Do you live by the motto that if you need something done right, you'll have to do it yourself? While it is great to have a take-charge attitude, sometimes you will encounter challenges that you can't go at alone. Without a willingness to ask others for help, you not only create more work and stress for yourself, but you limit the opportunity to view things from a fresh perspective. Not asking for help can also lead to frustration and, eventually, negative thoughts and behaviors. The more you resist, the more challenging things become.
Instead, reach out for help and look to your network for growth and learning opportunities. Welcome them with open arms and never be afraid to say, "I need help." The people in your life that love and support you will be happy to help you through some of the more difficult challenges. In recovery, having a network provides a space where you can express your concerns and ambitions without judgment—in the career field, showing that you can ask for help and delegate work could land you a leadership role down the road. Remember, a network is like a team, and you can't play every position; you have to let others help you.

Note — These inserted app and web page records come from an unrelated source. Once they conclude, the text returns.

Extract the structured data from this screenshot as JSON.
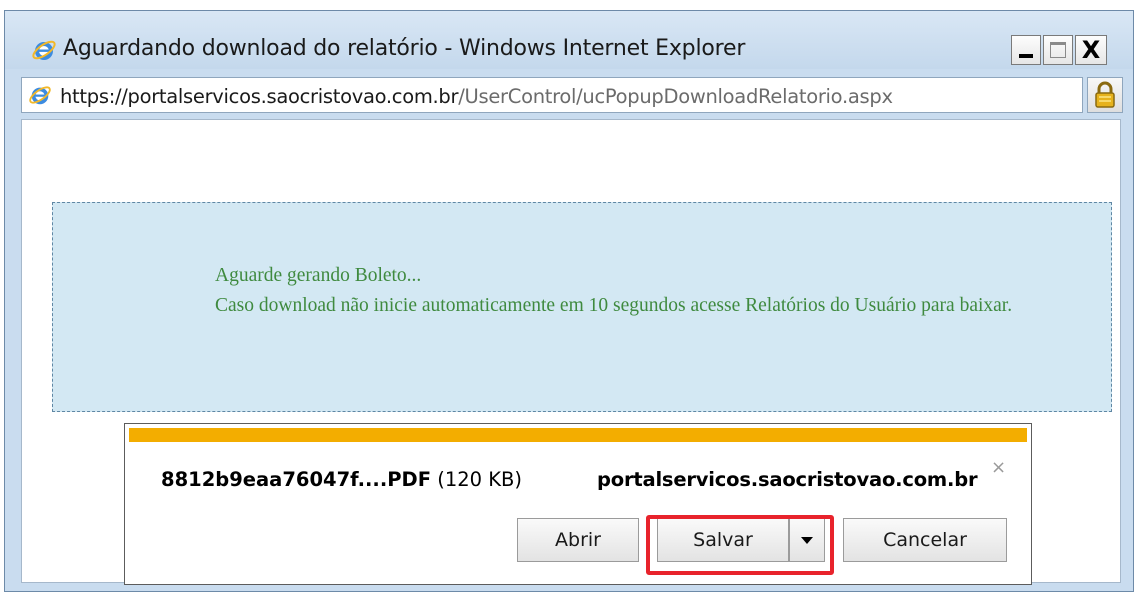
{
  "window": {
    "title": "Aguardando download do relatório - Windows Internet Explorer",
    "min_icon": "minimize-icon",
    "max_icon": "maximize-icon",
    "close_label": "X"
  },
  "address": {
    "url_prefix": "https://",
    "url_domain": "portalservicos.saocristovao.com.br",
    "url_path": "/UserControl/ucPopupDownloadRelatorio.aspx"
  },
  "message": {
    "line1": "Aguarde gerando Boleto...",
    "line2": "Caso download não inicie automaticamente em 10 segundos acesse Relatórios do Usuário para baixar."
  },
  "download": {
    "filename": "8812b9eaa76047f....PDF",
    "size": "(120 KB)",
    "site": "portalservicos.saocristovao.com.br",
    "close_label": "×",
    "open_label": "Abrir",
    "save_label": "Salvar",
    "cancel_label": "Cancelar"
  },
  "colors": {
    "notification_bar": "#f3ad00",
    "highlight": "#e8232c",
    "message_text": "#3f8a3f",
    "message_bg": "#d3e8f3"
  }
}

While it is great to have a thirst for knowledge and other interests, the problem is when you never see any of your interests through. A form of "bad busy" is getting distracted when something new comes along because you are stuck in another pursuit. However, true success means trying to find a way to get unstuck and overcome the challenge. If you become caught up in a cycle where you cannot fully commit and therefore dabble, it is essential to understand that you can't always get to where you want to be if you are not trying to see things through. Setting clear goals and establishing a plan will help you from being distracted by something new. It will also help you from feeling like you are getting nowhere and always starting over.
Start by setting three main objectives each day that you want to accomplish. Setting fewer tasks will help you from feeling overwhelmed. When you feel overwhelmed, you start to become distracted and succumb to being "bad busy," such as surfing the web for other opportunities or second-guessing your goals. Limiting your daily goals helps you clearly define what you need to work on, and you will become motivated to get them done.

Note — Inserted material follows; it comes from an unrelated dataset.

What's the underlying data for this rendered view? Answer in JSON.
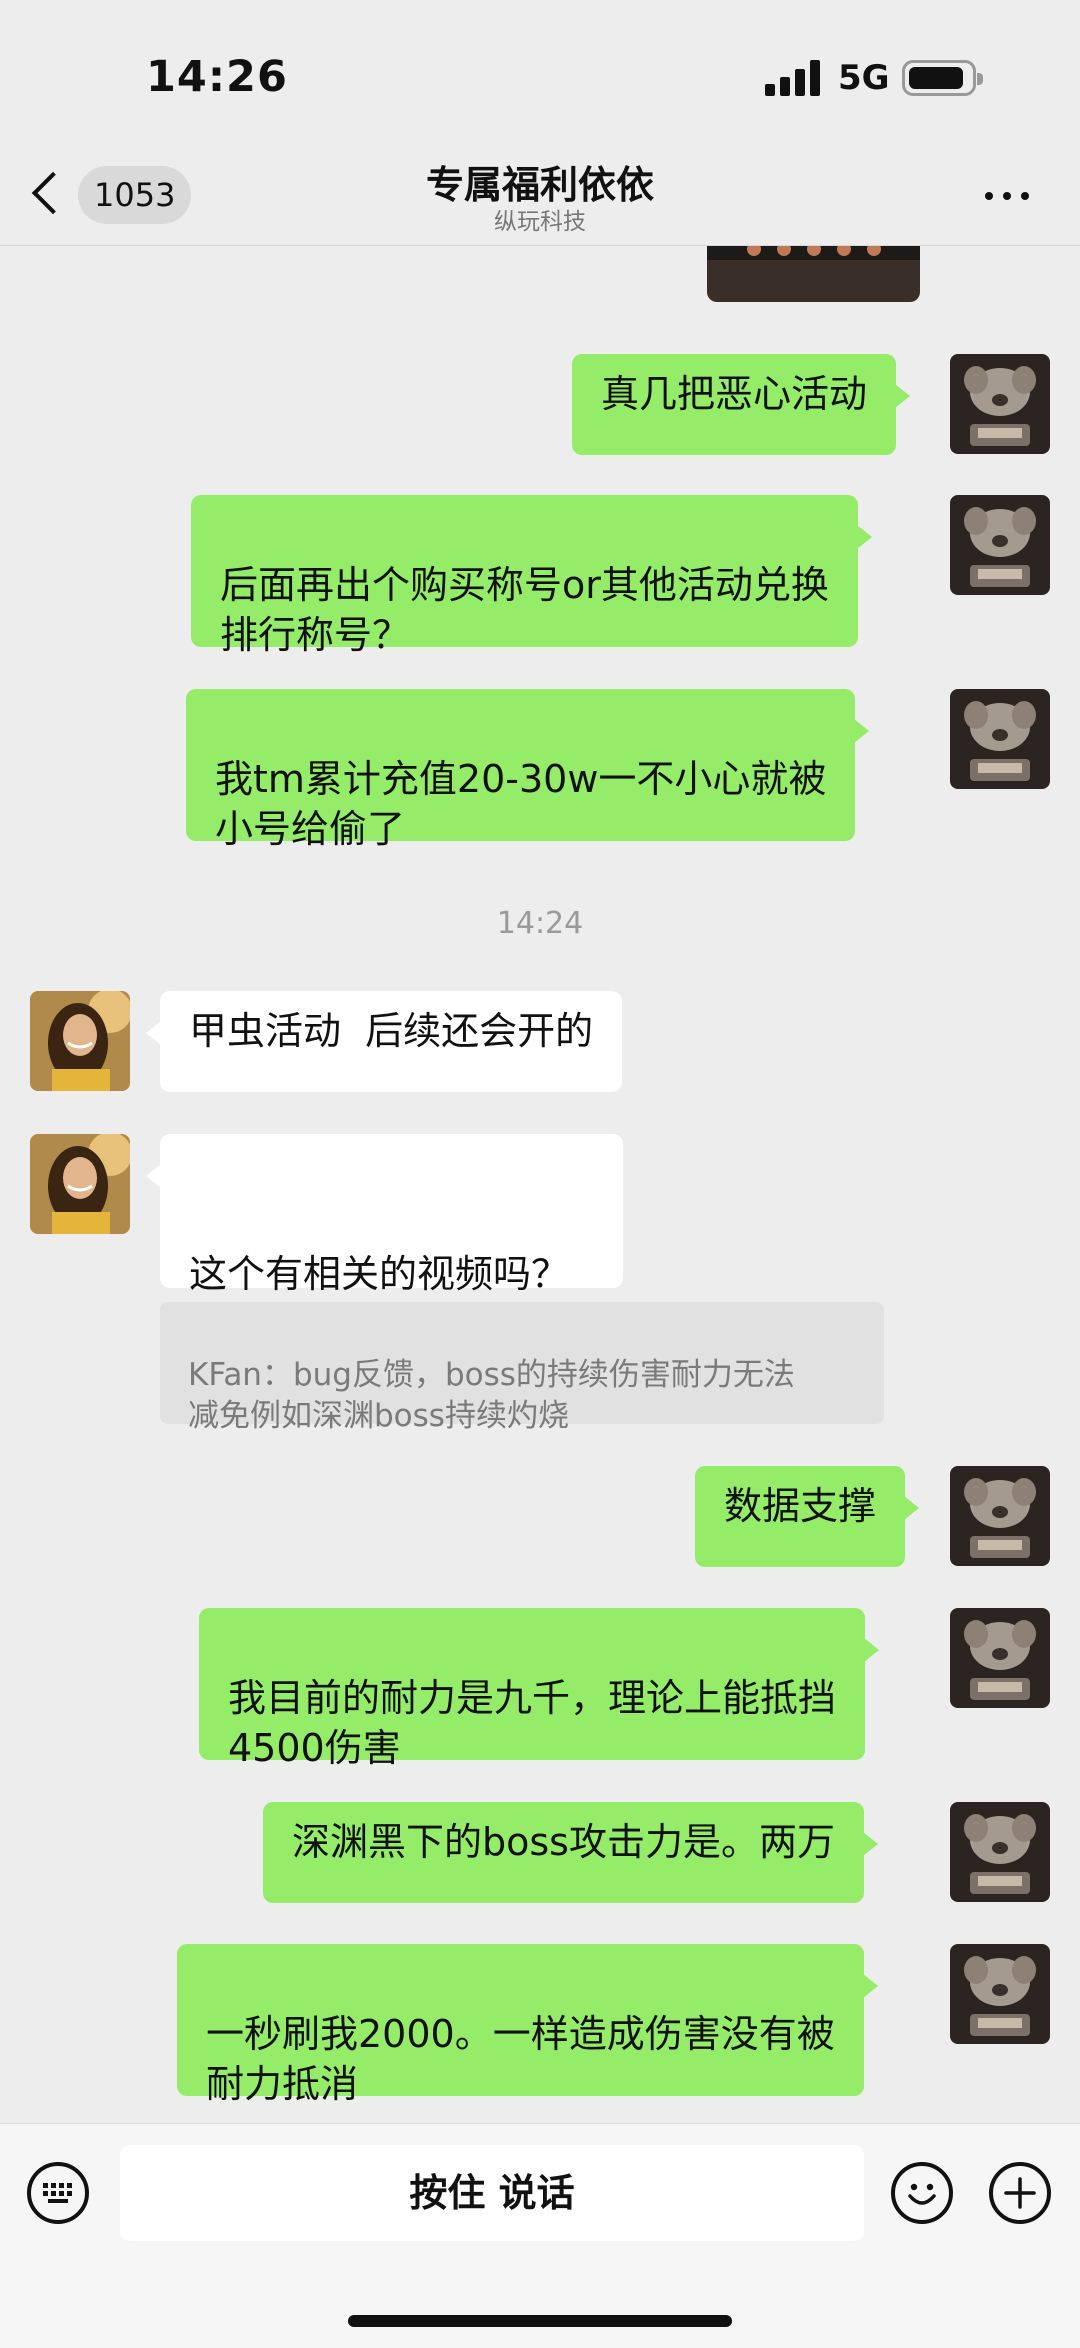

Motivation and productivity in life come down to asking yourself if being busy is productive. “Good busy” endeavors focus on the necessary tasks and operate to help you work smarter. At START UP RECOVERY, we believe that to have a life of harmony takes balance. Part of this process is working on a clear directive that helps you accomplish what you set out to get done while still having time to explore other interests and goals. If you find that your busy time has become sedentary in front of the TV or self-medicating with alcohol or drugs, it is time to seek help. Our professional staff at START UP is accessible 24/7 and is ready to help you with your questions and concerns. Find out more about how you can prioritize your time and reach your greatest potential and reach out to START UP RECOVERY today. Call 310-773-3809.